### Records contained in a dataset
━━━━━━━━━━

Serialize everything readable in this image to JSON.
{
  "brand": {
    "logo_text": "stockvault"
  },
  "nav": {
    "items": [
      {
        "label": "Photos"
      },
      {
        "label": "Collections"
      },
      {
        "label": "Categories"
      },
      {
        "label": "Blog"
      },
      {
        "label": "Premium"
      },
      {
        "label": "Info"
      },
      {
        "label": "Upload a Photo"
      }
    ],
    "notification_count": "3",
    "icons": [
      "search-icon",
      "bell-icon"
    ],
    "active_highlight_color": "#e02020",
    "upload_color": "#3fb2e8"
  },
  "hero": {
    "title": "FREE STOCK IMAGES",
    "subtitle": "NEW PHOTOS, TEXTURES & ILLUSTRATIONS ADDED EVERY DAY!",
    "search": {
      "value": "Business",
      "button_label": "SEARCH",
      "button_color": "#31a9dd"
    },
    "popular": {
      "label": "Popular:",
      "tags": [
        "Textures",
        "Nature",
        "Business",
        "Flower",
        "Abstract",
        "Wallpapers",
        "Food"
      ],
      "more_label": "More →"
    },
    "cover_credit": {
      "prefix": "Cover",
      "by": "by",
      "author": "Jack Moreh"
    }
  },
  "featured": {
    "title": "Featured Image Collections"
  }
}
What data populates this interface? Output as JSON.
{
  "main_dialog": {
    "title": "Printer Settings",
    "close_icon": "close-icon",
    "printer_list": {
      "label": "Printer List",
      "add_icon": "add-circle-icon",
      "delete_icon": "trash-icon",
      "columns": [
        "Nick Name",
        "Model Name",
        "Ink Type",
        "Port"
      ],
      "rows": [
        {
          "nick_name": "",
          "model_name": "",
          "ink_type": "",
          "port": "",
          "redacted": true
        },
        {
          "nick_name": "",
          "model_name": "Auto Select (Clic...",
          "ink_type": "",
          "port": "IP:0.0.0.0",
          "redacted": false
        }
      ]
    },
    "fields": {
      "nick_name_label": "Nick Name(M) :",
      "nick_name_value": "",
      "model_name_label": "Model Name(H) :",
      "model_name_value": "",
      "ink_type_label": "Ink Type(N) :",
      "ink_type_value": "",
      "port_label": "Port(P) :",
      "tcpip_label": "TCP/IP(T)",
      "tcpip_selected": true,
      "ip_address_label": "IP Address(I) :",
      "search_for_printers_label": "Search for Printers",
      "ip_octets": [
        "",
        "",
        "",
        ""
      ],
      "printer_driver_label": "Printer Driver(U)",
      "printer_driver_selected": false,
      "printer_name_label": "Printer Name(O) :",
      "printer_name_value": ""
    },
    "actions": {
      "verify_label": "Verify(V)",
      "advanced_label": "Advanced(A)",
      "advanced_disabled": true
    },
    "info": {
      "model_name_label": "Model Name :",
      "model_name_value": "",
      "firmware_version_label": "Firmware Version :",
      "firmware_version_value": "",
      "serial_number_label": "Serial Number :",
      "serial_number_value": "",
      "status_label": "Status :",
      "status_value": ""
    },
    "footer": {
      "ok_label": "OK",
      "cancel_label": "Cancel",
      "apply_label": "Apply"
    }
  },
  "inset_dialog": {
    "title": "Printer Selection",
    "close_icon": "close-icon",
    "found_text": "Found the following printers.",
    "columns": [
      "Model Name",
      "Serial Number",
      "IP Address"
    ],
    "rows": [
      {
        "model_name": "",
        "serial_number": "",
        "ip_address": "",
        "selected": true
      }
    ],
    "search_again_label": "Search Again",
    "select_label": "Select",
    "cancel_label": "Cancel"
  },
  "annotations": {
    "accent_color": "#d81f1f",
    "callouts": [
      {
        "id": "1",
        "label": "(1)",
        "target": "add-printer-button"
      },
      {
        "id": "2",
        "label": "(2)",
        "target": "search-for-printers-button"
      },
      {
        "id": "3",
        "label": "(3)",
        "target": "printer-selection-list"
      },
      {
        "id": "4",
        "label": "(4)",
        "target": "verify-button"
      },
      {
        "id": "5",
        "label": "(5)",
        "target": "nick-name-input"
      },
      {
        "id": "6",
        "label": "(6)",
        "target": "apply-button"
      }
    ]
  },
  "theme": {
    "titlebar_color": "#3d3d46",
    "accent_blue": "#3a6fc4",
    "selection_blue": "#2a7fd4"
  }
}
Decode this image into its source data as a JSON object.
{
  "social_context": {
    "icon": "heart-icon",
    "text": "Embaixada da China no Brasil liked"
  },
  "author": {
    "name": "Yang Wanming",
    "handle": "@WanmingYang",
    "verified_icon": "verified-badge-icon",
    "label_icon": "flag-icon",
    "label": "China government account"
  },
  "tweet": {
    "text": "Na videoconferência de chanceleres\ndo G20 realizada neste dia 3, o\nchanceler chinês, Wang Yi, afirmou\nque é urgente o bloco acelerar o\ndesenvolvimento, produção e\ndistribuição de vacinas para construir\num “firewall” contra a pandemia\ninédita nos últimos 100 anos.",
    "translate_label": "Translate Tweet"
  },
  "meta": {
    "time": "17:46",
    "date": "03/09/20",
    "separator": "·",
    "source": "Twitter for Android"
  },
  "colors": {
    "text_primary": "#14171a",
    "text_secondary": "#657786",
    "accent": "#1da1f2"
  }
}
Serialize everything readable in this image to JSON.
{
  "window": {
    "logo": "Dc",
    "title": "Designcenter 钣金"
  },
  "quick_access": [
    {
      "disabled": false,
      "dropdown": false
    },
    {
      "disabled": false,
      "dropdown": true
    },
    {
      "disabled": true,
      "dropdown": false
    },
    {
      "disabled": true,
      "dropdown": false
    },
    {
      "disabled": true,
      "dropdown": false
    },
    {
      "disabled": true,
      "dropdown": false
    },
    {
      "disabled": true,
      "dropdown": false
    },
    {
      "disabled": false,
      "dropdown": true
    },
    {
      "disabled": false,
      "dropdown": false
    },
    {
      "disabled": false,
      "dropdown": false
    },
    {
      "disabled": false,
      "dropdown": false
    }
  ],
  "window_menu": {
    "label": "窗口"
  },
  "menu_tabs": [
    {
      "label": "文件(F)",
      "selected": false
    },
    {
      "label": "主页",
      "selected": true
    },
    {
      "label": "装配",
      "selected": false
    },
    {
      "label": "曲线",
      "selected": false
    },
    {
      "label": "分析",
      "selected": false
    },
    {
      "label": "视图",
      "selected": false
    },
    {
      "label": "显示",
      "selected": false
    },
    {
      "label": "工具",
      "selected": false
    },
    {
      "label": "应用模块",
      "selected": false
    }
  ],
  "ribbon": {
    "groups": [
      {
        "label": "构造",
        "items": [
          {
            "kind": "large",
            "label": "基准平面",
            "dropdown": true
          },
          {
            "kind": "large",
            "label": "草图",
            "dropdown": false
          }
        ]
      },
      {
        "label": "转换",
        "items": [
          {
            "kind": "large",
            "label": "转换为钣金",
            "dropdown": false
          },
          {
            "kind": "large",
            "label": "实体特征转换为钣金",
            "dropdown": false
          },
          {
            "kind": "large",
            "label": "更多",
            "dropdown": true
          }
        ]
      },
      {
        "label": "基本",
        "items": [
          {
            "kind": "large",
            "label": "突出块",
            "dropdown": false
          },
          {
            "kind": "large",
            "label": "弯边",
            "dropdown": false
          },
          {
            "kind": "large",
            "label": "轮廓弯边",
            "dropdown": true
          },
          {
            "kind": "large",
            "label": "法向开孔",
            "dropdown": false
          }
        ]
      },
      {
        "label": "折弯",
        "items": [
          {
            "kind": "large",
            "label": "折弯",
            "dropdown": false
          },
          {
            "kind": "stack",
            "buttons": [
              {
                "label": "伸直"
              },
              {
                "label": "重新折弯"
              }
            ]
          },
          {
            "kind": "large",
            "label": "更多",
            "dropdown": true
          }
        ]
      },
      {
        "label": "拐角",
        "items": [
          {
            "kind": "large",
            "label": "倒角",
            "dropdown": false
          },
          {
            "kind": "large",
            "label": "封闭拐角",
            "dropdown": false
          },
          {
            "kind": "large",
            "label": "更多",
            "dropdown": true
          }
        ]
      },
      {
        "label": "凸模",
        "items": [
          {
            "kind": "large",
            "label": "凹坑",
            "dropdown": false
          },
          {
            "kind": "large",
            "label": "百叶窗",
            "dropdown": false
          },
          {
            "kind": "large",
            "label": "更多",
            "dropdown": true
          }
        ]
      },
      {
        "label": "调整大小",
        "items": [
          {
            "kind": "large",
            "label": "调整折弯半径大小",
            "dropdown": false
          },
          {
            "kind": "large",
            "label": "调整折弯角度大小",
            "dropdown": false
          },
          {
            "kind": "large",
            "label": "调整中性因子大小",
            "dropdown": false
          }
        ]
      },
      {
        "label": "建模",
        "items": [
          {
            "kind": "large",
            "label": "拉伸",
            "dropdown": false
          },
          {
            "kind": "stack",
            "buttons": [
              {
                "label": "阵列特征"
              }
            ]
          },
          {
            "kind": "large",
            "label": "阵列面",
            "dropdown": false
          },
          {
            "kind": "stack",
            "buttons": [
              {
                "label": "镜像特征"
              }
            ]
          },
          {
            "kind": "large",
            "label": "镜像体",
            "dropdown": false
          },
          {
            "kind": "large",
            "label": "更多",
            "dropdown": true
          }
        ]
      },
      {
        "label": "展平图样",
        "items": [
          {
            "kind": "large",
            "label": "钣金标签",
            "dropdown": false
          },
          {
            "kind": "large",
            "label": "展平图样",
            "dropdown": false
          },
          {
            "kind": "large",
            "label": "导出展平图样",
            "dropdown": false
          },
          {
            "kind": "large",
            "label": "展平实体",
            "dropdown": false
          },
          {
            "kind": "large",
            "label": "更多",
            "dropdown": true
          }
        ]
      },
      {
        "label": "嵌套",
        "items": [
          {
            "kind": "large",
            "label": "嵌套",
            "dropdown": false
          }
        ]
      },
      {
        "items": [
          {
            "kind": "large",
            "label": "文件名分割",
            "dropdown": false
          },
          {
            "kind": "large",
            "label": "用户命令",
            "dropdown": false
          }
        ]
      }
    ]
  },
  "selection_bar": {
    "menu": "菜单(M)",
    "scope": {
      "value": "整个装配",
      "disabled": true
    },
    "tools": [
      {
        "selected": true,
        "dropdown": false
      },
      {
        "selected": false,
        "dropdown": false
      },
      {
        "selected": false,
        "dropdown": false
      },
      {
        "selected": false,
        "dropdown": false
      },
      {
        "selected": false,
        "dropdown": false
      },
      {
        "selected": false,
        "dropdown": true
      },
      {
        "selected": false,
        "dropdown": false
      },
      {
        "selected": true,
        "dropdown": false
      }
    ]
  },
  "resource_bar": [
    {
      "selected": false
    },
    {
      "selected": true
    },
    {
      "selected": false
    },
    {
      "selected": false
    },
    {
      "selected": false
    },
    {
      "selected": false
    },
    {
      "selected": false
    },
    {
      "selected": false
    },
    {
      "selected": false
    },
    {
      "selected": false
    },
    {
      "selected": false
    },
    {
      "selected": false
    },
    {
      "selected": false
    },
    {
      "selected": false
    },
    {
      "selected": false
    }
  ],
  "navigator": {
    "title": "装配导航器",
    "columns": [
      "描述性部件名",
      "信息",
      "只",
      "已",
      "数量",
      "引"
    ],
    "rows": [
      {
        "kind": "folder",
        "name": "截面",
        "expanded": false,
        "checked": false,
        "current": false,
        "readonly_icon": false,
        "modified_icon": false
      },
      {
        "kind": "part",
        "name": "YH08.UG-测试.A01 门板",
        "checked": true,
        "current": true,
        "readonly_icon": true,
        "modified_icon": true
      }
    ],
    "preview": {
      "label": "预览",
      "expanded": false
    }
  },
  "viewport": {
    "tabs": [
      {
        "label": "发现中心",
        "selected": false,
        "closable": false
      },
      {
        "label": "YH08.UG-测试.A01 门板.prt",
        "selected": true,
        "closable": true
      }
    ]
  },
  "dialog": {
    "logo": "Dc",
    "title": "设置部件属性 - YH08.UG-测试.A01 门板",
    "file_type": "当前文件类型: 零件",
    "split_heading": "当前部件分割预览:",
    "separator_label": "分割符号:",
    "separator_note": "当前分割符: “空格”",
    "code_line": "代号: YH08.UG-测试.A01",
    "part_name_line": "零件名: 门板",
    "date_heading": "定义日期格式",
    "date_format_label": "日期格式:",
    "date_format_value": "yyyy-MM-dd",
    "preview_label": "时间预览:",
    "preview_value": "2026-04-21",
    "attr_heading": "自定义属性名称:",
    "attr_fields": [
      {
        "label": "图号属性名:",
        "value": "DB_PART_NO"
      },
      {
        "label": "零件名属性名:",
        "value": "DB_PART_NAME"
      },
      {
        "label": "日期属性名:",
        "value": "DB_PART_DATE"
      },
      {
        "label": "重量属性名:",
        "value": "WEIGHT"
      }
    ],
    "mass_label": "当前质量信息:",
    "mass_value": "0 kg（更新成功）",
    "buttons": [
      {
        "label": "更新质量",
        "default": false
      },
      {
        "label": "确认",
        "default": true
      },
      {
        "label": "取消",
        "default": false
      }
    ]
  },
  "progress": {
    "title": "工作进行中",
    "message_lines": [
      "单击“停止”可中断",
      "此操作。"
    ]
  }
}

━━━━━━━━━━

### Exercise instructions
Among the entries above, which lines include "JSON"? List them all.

### Exercise output
Serialize everything readable in this image to JSON.
What data populates this interface? Output as JSON.
Decode this image into its source data as a JSON object.
Serialize everything readable in this image to JSON.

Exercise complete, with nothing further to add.